**DATA TO EXAMINE**
□ □ □ □ □ □ □

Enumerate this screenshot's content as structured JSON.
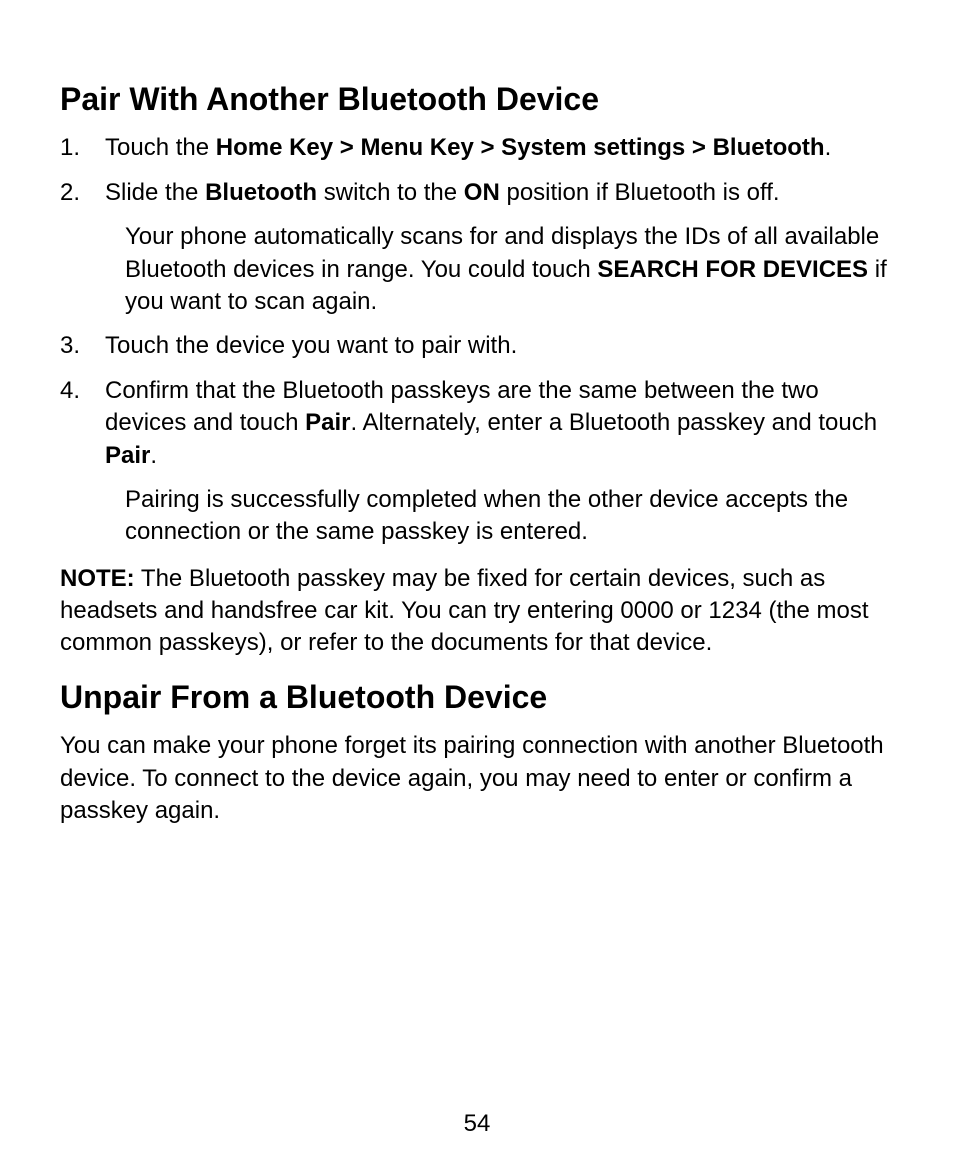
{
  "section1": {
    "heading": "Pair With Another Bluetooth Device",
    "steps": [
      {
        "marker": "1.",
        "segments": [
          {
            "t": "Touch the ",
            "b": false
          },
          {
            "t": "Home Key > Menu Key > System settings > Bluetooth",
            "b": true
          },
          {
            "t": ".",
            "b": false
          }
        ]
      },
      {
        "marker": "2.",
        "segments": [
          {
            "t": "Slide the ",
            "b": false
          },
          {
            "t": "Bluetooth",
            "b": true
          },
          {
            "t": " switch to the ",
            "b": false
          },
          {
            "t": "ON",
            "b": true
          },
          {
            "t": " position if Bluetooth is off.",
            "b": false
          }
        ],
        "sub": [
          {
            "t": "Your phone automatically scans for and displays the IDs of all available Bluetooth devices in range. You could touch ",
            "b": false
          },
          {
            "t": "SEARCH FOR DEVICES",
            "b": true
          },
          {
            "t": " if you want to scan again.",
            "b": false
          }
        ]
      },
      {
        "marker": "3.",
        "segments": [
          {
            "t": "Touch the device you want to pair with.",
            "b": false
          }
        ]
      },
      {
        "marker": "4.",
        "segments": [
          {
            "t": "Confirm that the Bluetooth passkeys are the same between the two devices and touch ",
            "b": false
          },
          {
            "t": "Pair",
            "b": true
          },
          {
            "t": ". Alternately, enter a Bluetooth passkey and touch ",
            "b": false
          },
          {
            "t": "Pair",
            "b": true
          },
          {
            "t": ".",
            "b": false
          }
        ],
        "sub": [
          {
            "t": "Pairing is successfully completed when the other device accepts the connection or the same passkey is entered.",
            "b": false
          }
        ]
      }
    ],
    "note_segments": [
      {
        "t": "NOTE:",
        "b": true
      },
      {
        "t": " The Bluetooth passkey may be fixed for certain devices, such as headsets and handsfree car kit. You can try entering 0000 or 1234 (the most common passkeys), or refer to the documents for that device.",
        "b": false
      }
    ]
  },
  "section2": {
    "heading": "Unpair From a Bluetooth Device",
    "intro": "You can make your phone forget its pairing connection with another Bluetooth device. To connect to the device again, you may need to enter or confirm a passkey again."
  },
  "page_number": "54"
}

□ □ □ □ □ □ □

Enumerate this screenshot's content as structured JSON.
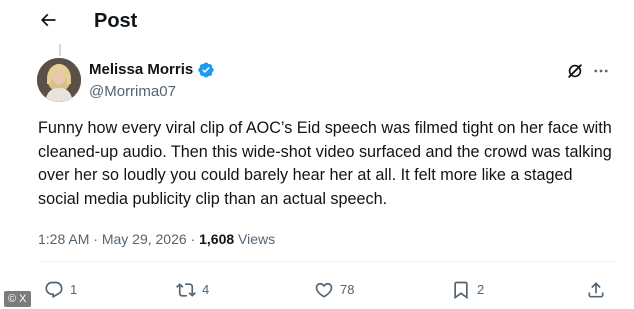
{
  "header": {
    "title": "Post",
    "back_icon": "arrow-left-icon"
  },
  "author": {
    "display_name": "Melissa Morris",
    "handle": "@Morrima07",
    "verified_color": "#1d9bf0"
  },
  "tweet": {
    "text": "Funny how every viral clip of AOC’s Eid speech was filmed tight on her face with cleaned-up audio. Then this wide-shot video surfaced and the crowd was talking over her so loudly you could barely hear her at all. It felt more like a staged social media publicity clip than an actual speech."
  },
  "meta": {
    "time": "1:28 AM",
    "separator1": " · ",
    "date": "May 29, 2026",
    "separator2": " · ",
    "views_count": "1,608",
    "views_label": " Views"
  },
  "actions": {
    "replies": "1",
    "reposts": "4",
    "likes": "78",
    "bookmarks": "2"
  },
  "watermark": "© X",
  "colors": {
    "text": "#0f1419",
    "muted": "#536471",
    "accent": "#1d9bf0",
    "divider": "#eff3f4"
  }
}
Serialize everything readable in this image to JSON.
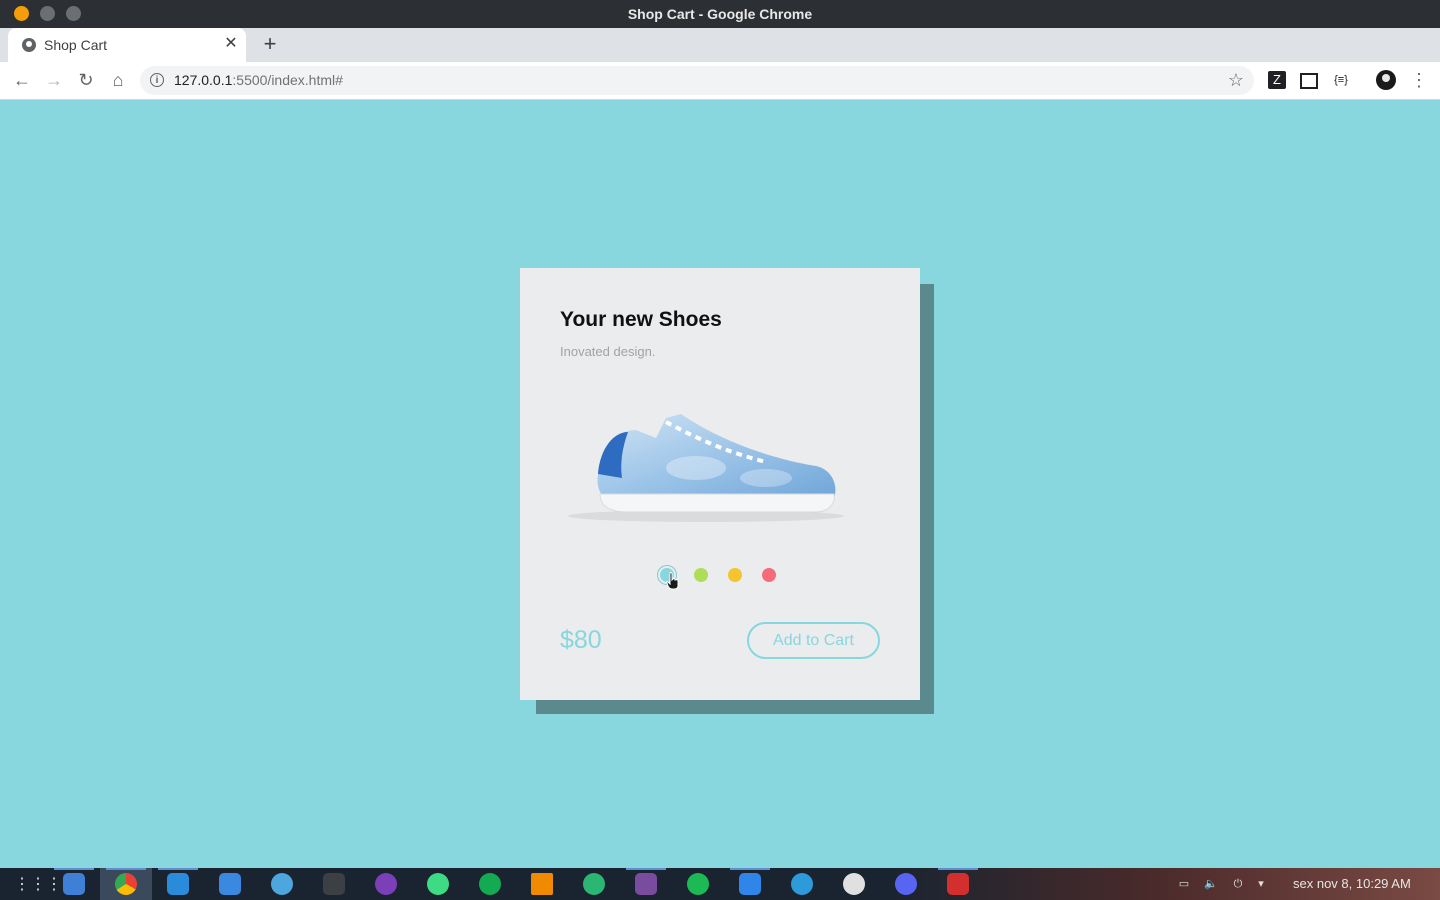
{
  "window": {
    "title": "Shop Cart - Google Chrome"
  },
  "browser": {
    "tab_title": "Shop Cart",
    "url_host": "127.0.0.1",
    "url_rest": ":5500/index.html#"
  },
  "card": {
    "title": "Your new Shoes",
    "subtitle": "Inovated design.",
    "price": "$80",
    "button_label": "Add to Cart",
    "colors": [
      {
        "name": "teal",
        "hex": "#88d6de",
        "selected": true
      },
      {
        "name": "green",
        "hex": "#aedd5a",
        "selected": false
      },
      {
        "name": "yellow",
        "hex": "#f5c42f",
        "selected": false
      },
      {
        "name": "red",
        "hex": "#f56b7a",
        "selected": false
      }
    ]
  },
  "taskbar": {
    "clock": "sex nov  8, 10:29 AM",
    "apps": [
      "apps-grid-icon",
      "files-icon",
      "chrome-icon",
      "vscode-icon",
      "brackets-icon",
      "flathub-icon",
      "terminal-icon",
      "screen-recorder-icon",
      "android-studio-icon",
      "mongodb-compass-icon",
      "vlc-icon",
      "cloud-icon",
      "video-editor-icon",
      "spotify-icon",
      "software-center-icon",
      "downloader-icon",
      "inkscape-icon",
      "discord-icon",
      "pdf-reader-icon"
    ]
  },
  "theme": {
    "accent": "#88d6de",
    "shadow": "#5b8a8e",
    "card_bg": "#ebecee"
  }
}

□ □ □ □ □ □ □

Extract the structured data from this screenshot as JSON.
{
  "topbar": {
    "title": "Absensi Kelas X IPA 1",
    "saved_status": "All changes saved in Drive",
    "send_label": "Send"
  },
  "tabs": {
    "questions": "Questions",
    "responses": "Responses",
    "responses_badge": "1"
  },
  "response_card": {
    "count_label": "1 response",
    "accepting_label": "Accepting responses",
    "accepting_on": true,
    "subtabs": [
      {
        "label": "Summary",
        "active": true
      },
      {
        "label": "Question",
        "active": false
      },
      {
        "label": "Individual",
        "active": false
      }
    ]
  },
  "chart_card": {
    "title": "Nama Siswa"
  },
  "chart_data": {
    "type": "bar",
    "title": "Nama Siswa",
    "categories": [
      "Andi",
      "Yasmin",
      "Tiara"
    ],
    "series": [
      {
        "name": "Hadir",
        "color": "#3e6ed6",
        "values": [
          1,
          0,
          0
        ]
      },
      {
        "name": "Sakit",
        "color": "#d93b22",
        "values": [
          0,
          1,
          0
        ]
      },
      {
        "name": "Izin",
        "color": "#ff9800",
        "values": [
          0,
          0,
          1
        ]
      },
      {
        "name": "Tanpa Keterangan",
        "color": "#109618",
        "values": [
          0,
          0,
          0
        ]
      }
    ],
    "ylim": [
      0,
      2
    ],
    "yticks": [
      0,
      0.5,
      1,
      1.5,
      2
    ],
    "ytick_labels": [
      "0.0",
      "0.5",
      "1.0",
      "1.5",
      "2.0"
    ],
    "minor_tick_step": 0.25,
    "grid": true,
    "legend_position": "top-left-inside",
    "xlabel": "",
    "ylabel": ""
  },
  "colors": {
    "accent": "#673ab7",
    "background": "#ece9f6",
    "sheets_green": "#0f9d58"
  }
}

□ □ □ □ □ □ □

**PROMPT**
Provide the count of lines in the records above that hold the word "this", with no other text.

**COMPLETED TASK**
5